We talked about Point of View writing, which was informative. But like most good therapy sessions, the juicy stuff came out in the last 10 minutes of the conversation. I spoke about my reticence of writing too honestly on my other blog and that reticence inspiring me to start The Clothesline. R said it was the honesty of my writing that made reading the blog interesting, which made me feel better (and it is all about making myself feel better).

I can see that writing about day to day stuff is interesting but there is a fine line between interesting for the reader and the self-indulgent contemplation for the author. This blog is that fine line, I think. I like this phrase that came from the conversation: "Life is like that, you know? Sweet and bitter...its the tension of life."
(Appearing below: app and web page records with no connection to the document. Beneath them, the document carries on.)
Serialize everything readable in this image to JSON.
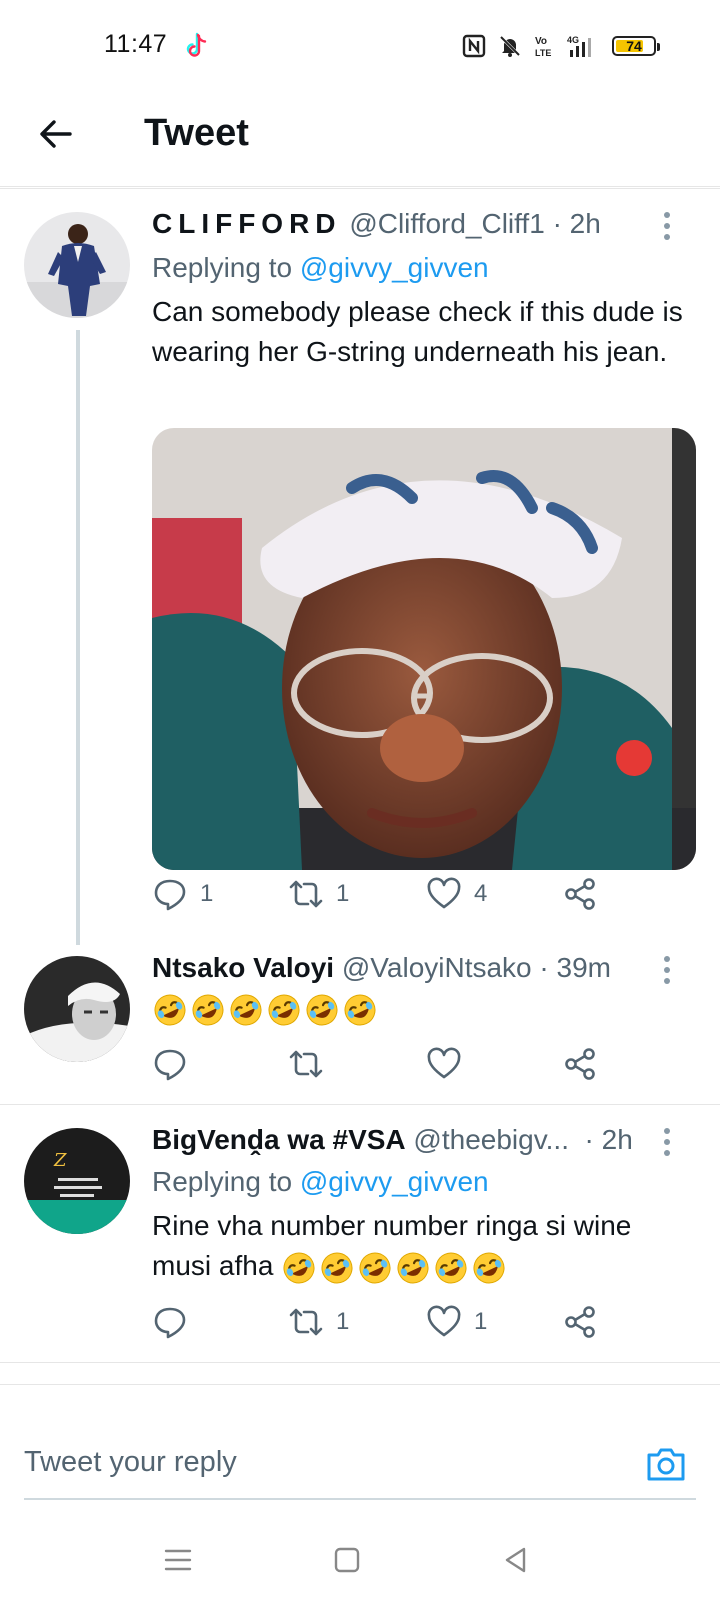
{
  "status_bar": {
    "time": "11:47",
    "battery": "74",
    "battery_level": 0.74,
    "icons": [
      "tiktok-icon",
      "nfc-icon",
      "mute-icon",
      "volte-icon",
      "4g-signal-icon",
      "battery-icon"
    ]
  },
  "header": {
    "title": "Tweet"
  },
  "tweets": [
    {
      "name": "CLIFFORD",
      "handle": "@Clifford_Cliff1",
      "time": "· 2h",
      "replying_prefix": "Replying to",
      "replying_to": "@givvy_givven",
      "text": "Can somebody please check if this dude is wearing her G-string underneath his jean.",
      "counts": {
        "reply": "1",
        "retweet": "1",
        "like": "4"
      }
    },
    {
      "name": "Ntsako Valoyi",
      "handle": "@ValoyiNtsako",
      "time": "· 39m",
      "emoji_count": 6
    },
    {
      "name": "BigVenḓa wa #VSA",
      "handle": "@theebigv...",
      "time": "· 2h",
      "replying_prefix": "Replying to",
      "replying_to": "@givvy_givven",
      "text": "Rine vha number number ringa si wine musi afha",
      "emoji_count": 6,
      "counts": {
        "reply": "",
        "retweet": "1",
        "like": "1"
      }
    }
  ],
  "reply_box": {
    "placeholder": "Tweet your reply"
  },
  "colors": {
    "link": "#1d9bf0",
    "secondary_text": "#536471",
    "thread_line": "#cfd9de",
    "battery": "#f5c400"
  }
}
I also question the idea of writing honestly under a pseudonym. How honest is that?! As one of  my online students said, "I need to make changes in babysteps." Writing honestly under "Veronica" while writing guarded under my real name. Actually, that sounds about right as my big life lesson is about how I routinely worry about having others' approval. That's dwindled somewhat. And as R, ever-wise and all-knowing, pointed out - we are different people to different people. I don't tell everyone everything all the time - kinda. I might do that. I think I'm looking for connections between things - things in my life, people in my life. Putting the puzzle together as I learn more about myself and what I'm capable of accomplishing or ignoring.

Good work, Planet Scribe. 

A Brief Explanation

Any time I read a new blog that is of particular interest to me, I search the site for the "inaugural" posting - something that tells me what first inspired the person to start that particular blog. Here is my reason: I've written a couple of different blogs. All have gone by the wayside for some reason, and no doubt, this one will as well.

This blog, however, is different from the others in that it is not for work and it is not an update on living in Hong Kong; its purely for my own amusement and any one else who stumbles upon it and finds something of interest in my writings. I don't want to edit my thoughts or wonder if what I write is of interest to others. I want to write, unencumbered, by my own internal proofreader or external boogeymen and/or boogeywomen.

Happy March 27, 2011.